[Data about app and page elements]
──────────────────────────────

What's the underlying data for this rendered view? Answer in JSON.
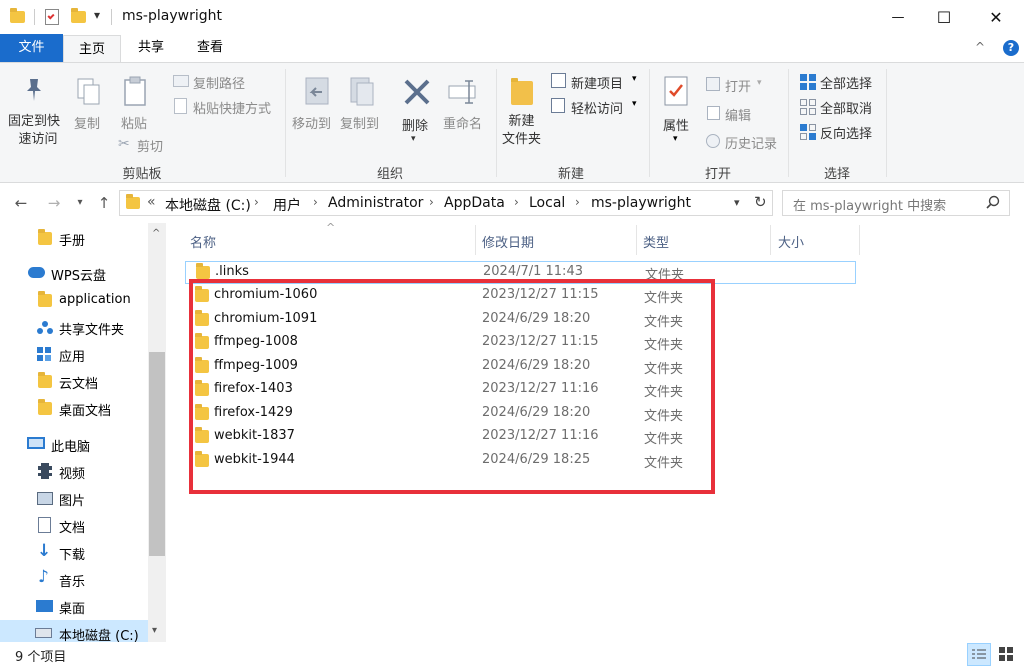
{
  "window": {
    "title": "ms-playwright",
    "minimize_glyph": "—",
    "maximize_glyph": "☐",
    "close_glyph": "✕",
    "qat_dropdown_glyph": "▾"
  },
  "tabs": {
    "file": "文件",
    "home": "主页",
    "share": "共享",
    "view": "查看",
    "help_glyph": "?",
    "collapse_glyph": "^"
  },
  "ribbon": {
    "clipboard": {
      "pin": "固定到快\n速访问",
      "pin_line1": "固定到快",
      "pin_line2": "速访问",
      "copy": "复制",
      "paste": "粘贴",
      "copy_path": "复制路径",
      "paste_shortcut": "粘贴快捷方式",
      "cut": "剪切",
      "group": "剪贴板"
    },
    "organize": {
      "move_to": "移动到",
      "copy_to": "复制到",
      "delete": "删除",
      "rename": "重命名",
      "group": "组织"
    },
    "new": {
      "new_item": "新建项目",
      "easy_access": "轻松访问",
      "new_folder_line1": "新建",
      "new_folder_line2": "文件夹",
      "group": "新建"
    },
    "open": {
      "properties": "属性",
      "open": "打开",
      "edit": "编辑",
      "history": "历史记录",
      "group": "打开"
    },
    "select": {
      "select_all": "全部选择",
      "select_none": "全部取消",
      "invert": "反向选择",
      "group": "选择"
    }
  },
  "address": {
    "overflow": "«",
    "crumbs": [
      "本地磁盘 (C:)",
      "用户",
      "Administrator",
      "AppData",
      "Local",
      "ms-playwright"
    ],
    "search_placeholder": "在 ms-playwright 中搜索"
  },
  "nav": {
    "items": [
      "手册",
      "WPS云盘",
      "application",
      "共享文件夹",
      "应用",
      "云文档",
      "桌面文档",
      "此电脑",
      "视频",
      "图片",
      "文档",
      "下载",
      "音乐",
      "桌面",
      "本地磁盘 (C:)"
    ]
  },
  "columns": {
    "name": "名称",
    "date": "修改日期",
    "type": "类型",
    "size": "大小"
  },
  "files": [
    {
      "name": ".links",
      "date": "2024/7/1 11:43",
      "type": "文件夹"
    },
    {
      "name": "chromium-1060",
      "date": "2023/12/27 11:15",
      "type": "文件夹"
    },
    {
      "name": "chromium-1091",
      "date": "2024/6/29 18:20",
      "type": "文件夹"
    },
    {
      "name": "ffmpeg-1008",
      "date": "2023/12/27 11:15",
      "type": "文件夹"
    },
    {
      "name": "ffmpeg-1009",
      "date": "2024/6/29 18:20",
      "type": "文件夹"
    },
    {
      "name": "firefox-1403",
      "date": "2023/12/27 11:16",
      "type": "文件夹"
    },
    {
      "name": "firefox-1429",
      "date": "2024/6/29 18:20",
      "type": "文件夹"
    },
    {
      "name": "webkit-1837",
      "date": "2023/12/27 11:16",
      "type": "文件夹"
    },
    {
      "name": "webkit-1944",
      "date": "2024/6/29 18:25",
      "type": "文件夹"
    }
  ],
  "status": {
    "count": "9 个项目"
  },
  "colors": {
    "accent": "#1a6ccc",
    "folder": "#f4c542",
    "highlight": "#e8303a"
  }
}
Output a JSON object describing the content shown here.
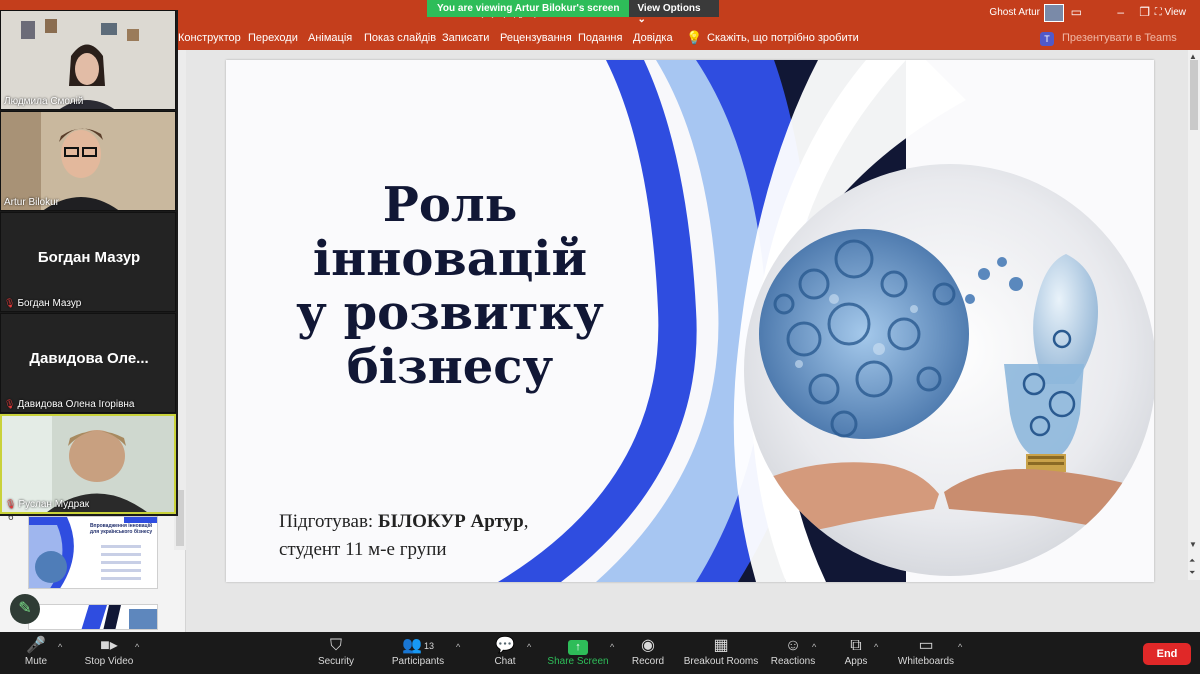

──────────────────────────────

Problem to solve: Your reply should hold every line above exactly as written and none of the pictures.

Exercise result:
What's the underlying data for this rendered view? Answer in JSON.
{
  "window": {
    "title": "ms-playwright",
    "minimize_glyph": "—",
    "maximize_glyph": "☐",
    "close_glyph": "✕",
    "qat_dropdown_glyph": "▾"
  },
  "tabs": {
    "file": "文件",
    "home": "主页",
    "share": "共享",
    "view": "查看",
    "help_glyph": "?",
    "collapse_glyph": "^"
  },
  "ribbon": {
    "clipboard": {
      "pin": "固定到快\n速访问",
      "pin_line1": "固定到快",
      "pin_line2": "速访问",
      "copy": "复制",
      "paste": "粘贴",
      "copy_path": "复制路径",
      "paste_shortcut": "粘贴快捷方式",
      "cut": "剪切",
      "group": "剪贴板"
    },
    "organize": {
      "move_to": "移动到",
      "copy_to": "复制到",
      "delete": "删除",
      "rename": "重命名",
      "group": "组织"
    },
    "new": {
      "new_item": "新建项目",
      "easy_access": "轻松访问",
      "new_folder_line1": "新建",
      "new_folder_line2": "文件夹",
      "group": "新建"
    },
    "open": {
      "properties": "属性",
      "open": "打开",
      "edit": "编辑",
      "history": "历史记录",
      "group": "打开"
    },
    "select": {
      "select_all": "全部选择",
      "select_none": "全部取消",
      "invert": "反向选择",
      "group": "选择"
    }
  },
  "address": {
    "overflow": "«",
    "crumbs": [
      "本地磁盘 (C:)",
      "用户",
      "Administrator",
      "AppData",
      "Local",
      "ms-playwright"
    ],
    "search_placeholder": "在 ms-playwright 中搜索"
  },
  "nav": {
    "items": [
      "手册",
      "WPS云盘",
      "application",
      "共享文件夹",
      "应用",
      "云文档",
      "桌面文档",
      "此电脑",
      "视频",
      "图片",
      "文档",
      "下载",
      "音乐",
      "桌面",
      "本地磁盘 (C:)"
    ]
  },
  "columns": {
    "name": "名称",
    "date": "修改日期",
    "type": "类型",
    "size": "大小"
  },
  "files": [
    {
      "name": ".links",
      "date": "2024/7/1 11:43",
      "type": "文件夹"
    },
    {
      "name": "chromium-1060",
      "date": "2023/12/27 11:15",
      "type": "文件夹"
    },
    {
      "name": "chromium-1091",
      "date": "2024/6/29 18:20",
      "type": "文件夹"
    },
    {
      "name": "ffmpeg-1008",
      "date": "2023/12/27 11:15",
      "type": "文件夹"
    },
    {
      "name": "ffmpeg-1009",
      "date": "2024/6/29 18:20",
      "type": "文件夹"
    },
    {
      "name": "firefox-1403",
      "date": "2023/12/27 11:16",
      "type": "文件夹"
    },
    {
      "name": "firefox-1429",
      "date": "2024/6/29 18:20",
      "type": "文件夹"
    },
    {
      "name": "webkit-1837",
      "date": "2023/12/27 11:16",
      "type": "文件夹"
    },
    {
      "name": "webkit-1944",
      "date": "2024/6/29 18:25",
      "type": "文件夹"
    }
  ],
  "status": {
    "count": "9 个项目"
  },
  "colors": {
    "accent": "#1a6ccc",
    "folder": "#f4c542",
    "highlight": "#e8303a"
  }
}
Output a JSON object describing the content shown here.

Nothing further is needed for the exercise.